Problem statement: Go through the data below and return each line where the string "entités" appears.

(Data records for software interfaces)
********

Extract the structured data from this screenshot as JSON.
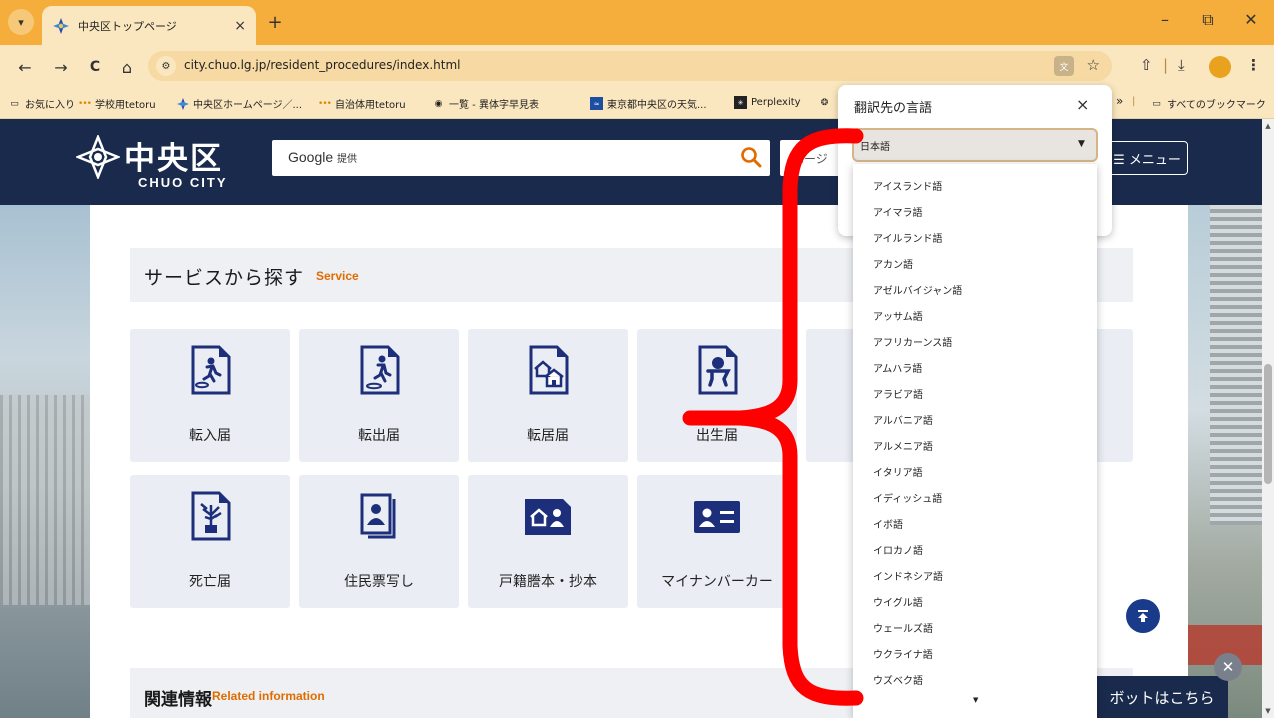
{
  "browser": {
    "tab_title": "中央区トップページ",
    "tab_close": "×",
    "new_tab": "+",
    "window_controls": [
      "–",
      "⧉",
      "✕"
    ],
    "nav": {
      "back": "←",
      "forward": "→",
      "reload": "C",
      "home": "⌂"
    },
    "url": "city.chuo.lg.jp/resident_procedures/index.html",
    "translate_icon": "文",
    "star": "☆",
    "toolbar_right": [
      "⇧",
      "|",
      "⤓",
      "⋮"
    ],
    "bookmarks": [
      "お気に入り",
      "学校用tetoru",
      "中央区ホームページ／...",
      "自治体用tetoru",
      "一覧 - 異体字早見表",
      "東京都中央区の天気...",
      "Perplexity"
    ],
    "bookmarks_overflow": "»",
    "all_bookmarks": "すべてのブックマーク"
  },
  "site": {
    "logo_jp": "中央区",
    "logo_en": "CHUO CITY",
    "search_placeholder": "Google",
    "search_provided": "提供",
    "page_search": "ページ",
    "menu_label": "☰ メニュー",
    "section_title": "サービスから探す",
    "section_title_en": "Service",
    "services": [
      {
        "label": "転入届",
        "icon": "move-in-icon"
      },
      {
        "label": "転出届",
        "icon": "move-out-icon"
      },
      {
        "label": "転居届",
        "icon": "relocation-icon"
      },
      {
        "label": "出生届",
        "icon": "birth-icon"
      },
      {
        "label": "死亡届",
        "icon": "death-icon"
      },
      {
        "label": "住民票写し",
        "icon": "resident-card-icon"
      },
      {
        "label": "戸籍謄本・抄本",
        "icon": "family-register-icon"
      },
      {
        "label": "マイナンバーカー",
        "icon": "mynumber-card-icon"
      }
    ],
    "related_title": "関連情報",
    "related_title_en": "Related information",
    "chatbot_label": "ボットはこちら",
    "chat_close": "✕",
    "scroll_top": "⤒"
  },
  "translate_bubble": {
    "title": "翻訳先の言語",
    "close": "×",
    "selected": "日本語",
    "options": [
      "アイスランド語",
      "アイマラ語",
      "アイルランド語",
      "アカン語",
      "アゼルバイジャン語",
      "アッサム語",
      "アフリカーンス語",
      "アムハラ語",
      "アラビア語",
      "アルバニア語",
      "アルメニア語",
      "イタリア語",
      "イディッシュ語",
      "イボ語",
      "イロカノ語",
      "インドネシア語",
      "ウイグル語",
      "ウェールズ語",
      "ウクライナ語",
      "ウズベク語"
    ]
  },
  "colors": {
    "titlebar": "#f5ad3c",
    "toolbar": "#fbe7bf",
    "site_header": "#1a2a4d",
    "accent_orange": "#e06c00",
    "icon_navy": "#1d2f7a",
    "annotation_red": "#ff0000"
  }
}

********

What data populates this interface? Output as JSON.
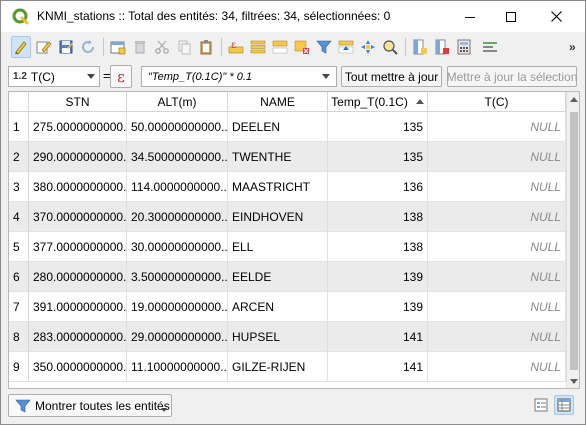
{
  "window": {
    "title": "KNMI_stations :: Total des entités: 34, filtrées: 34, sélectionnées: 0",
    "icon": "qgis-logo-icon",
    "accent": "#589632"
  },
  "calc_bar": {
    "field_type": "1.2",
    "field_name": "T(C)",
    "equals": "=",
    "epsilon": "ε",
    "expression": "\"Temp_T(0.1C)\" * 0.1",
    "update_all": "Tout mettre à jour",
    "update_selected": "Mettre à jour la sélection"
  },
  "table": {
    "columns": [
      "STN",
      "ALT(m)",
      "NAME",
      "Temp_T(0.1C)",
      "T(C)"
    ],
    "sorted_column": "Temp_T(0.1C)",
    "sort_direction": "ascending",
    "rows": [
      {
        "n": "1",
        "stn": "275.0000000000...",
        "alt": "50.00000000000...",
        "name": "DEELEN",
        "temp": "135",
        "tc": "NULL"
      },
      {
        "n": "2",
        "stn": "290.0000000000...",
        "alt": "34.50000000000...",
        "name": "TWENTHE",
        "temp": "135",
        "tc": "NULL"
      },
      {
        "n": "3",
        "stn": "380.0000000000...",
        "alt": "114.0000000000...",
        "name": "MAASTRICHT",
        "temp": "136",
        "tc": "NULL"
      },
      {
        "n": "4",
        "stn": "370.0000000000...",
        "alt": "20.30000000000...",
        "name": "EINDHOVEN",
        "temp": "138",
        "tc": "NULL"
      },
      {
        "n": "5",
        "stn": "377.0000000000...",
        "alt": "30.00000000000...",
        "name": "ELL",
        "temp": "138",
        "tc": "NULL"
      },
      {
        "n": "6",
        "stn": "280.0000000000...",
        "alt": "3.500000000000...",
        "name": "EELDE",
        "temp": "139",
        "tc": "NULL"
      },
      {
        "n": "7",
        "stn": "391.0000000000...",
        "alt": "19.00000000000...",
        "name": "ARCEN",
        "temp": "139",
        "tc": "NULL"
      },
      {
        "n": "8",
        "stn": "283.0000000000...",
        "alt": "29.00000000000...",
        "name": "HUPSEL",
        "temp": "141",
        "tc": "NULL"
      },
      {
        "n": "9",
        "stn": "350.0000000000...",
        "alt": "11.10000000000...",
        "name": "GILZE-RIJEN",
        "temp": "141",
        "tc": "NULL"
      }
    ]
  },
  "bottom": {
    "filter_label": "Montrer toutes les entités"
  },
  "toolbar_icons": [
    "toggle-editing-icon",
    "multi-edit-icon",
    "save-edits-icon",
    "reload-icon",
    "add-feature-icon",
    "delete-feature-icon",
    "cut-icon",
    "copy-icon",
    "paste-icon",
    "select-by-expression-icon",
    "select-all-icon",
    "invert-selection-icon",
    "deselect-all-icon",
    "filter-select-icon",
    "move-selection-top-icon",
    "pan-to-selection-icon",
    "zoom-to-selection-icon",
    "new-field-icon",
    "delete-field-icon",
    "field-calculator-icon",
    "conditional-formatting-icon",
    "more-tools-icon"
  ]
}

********

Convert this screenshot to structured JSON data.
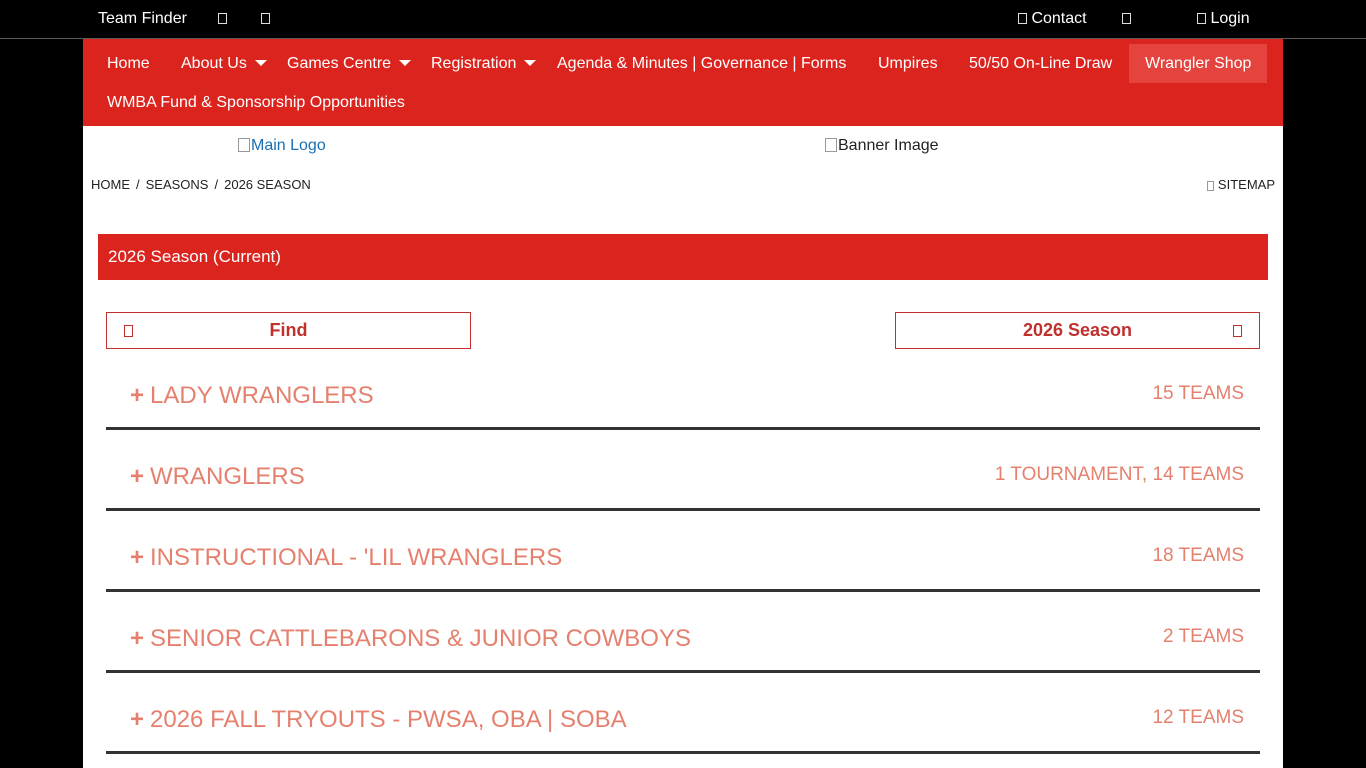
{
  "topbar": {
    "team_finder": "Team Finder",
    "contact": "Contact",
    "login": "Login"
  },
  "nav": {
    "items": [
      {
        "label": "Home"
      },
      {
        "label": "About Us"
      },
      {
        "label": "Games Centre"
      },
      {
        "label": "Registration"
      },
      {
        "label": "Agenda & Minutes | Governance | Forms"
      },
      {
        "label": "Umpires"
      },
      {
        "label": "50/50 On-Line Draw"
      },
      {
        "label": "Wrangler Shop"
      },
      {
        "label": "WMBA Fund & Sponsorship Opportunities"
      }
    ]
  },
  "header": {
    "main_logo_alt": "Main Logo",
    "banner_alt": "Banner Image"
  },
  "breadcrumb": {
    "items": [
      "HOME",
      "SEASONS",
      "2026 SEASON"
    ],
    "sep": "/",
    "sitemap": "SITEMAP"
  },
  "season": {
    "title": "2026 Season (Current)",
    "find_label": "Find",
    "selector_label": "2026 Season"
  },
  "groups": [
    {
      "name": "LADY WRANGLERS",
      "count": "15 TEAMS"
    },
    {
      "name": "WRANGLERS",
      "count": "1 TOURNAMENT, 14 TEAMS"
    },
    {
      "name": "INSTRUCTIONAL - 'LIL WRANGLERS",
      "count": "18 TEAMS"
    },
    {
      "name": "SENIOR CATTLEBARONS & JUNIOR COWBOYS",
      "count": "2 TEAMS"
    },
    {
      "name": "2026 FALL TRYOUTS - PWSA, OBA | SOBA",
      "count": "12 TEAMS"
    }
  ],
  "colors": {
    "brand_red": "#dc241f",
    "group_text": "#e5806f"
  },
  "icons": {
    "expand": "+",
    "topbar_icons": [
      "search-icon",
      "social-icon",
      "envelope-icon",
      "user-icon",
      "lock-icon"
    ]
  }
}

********

Expected output:
    "title": "KNMI_stations :: Total des entités: 34, filtrées: 34, sélectionnées: 0",
    "filter_label": "Montrer toutes les entités"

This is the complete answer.